Tuesday, June 13, 2017

Beirut Youth by Jey Perie and Gorgy Esparza throws a new light on the city!

Jey Perie and Gorgy Esparza came to Beirut in 2016, what followed is an adventure telling stories about the youth, from affluent to disenfranchised and chronicling it via a book which is on sale in addition to t-shirts via the Beirut Youth website. In an email interview with Jey Perie I tried to elucidate some elements of this project, from the logo, to the purposes, passing via the involvement of Adidas Originals and other aspects. 
First the logo - it has nuances of the Hezbollah logo, who came up with it and how did it eventually take shape?
Yes, our logo is inspired by the iconic Hezbollah flag.
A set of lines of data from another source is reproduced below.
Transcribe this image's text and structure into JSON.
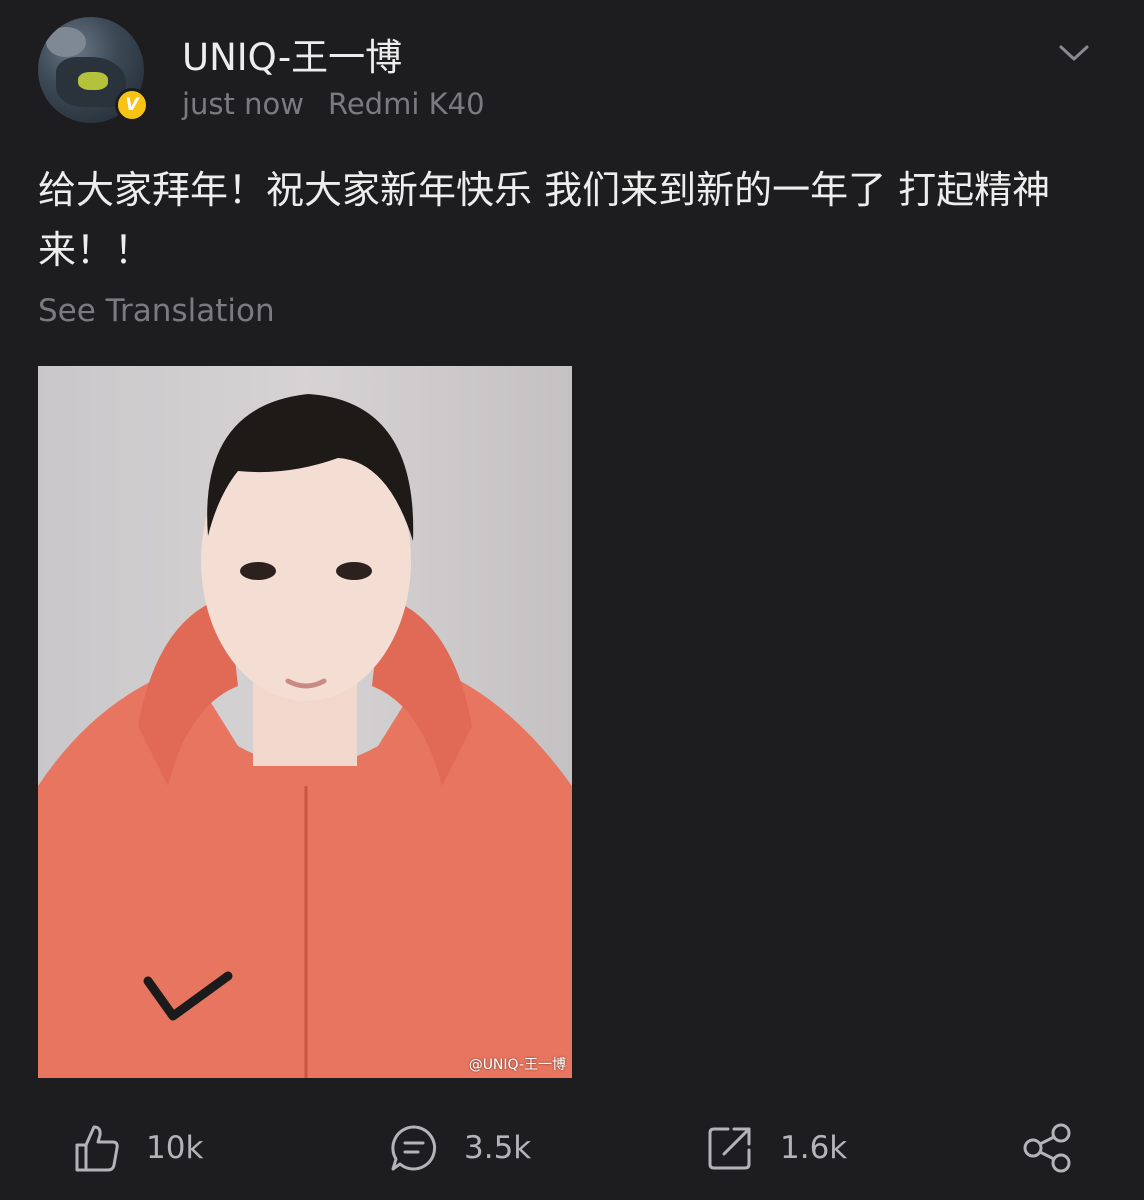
{
  "post": {
    "username": "UNIQ-王一博",
    "timestamp": "just now",
    "device": "Redmi K40",
    "verified_badge_letter": "V",
    "text": "给大家拜年！祝大家新年快乐 我们来到新的一年了 打起精神来！！",
    "see_translation": "See Translation",
    "image_watermark": "@UNIQ-王一博"
  },
  "actions": {
    "like": {
      "icon": "thumbs-up-icon",
      "count": "10k"
    },
    "comment": {
      "icon": "comment-icon",
      "count": "3.5k"
    },
    "repost": {
      "icon": "repost-icon",
      "count": "1.6k"
    },
    "share": {
      "icon": "share-icon"
    }
  },
  "colors": {
    "background": "#1d1d1f",
    "primary_text": "#ededed",
    "secondary_text": "#7b7b7f",
    "icon": "#b4b4b8",
    "verified_badge": "#f7c315"
  }
}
I came up with the idea of transforming an icon that has a very negative connotation here in the West, and redesign it with very subtle changes mainly by adding positive iconography including the word Shabbab, the rose and the dove. I want people to think and see beyond the images, and challenge what they have been told about Lebanon, Beirut, and the Middle East youth in general. For some, this logo is very provocative, but it always triggers interesting and necessary conversations about our western vision of the Middle East.
The project has a store selling t-shirts but also a gofundme page, where will the money go and for what?
This project is 100% self funded. In addition to the gofundme donation page, half of the profit from the tee shirts and books will go to CYC, a children and youth center located in the refugee camp of Shatila in Beirut. CYC members have been very helpful when we were shooting in the camp. Their mission of bringing joy and education to the kids of Shatila through football and basketball is something my partner and I strongly believe in. We are going to stretch the Beirut Youth show all year long with additional show in Dubai, Tokyo and Los Angeles, we are hoping to raise 5,000$ and travel to Beirut again in December to donate it in person, in form of cash but also sport equipment, stationary etc…
The t-shirts you sell have Arabic on them, in the current xenophobic atmosphere of the US how do you think they will sell, to whom and how the reaction will be?
I believe that within our community of like minded young and creative people in the US but also Europe and Asia, enough people will understand our goals, appreciate our aesthetic and want to support by buying the tee shirt or the book.
The response have been very positive so far. Besides the sale of the tee shirts, it’s been amazing to bring to America a positive image of Beirut and the Middle East in general. A lot of people around me had their entire perspective on the region change because of these powerful images, and that was the real objective of the show.
Is there a follow up for this project? Any specific objective?
Our goal is to explore the diversity and universality of youth cultures worldwide. Gogy and I will push the Beirut Youth project until the end of the year and probably go back out there in December for a final show. Next, I would like to do further research on the situation of youth culture in Caracas and Tehran, two cities going thru massive changes and also often misunderstood in America. I hope I’ll find the time to travel and start working on these two cities in 2018.
Where does Adidas Originals comes in this and how is it involved in the project?
Adidas Originals offered us a platform here in NY by inviting us to show our work in their gallery and finance the production of the gallery show. I presented them our project with a simple trailer and a presentation in January of this year, they immediately understood what we wanted to do and agreed to support us.
In a statement on Hypebeast you say: "My experience in Lebanon has reinforced the idea that western youth have a responsibility to create relevant and authentic culture" - what does "authentic culture" mean in the context? Can a youth do anything apart from living their lives?

It goes not only with Lebanon, but also with the rest of the world. The American youth culture has a powerful and global reach with sometime an absence of filter which make it hard for kids around the world to understand the context in which this Art has been created in. Hip Hop and New York subculture had a huge influence on me growing up in the south of France, I won’t be where I am now without these influences. However I believe America and the West in general also export cultures and values that can be materialistic and destructive. That’s where our responsibility lies I believe.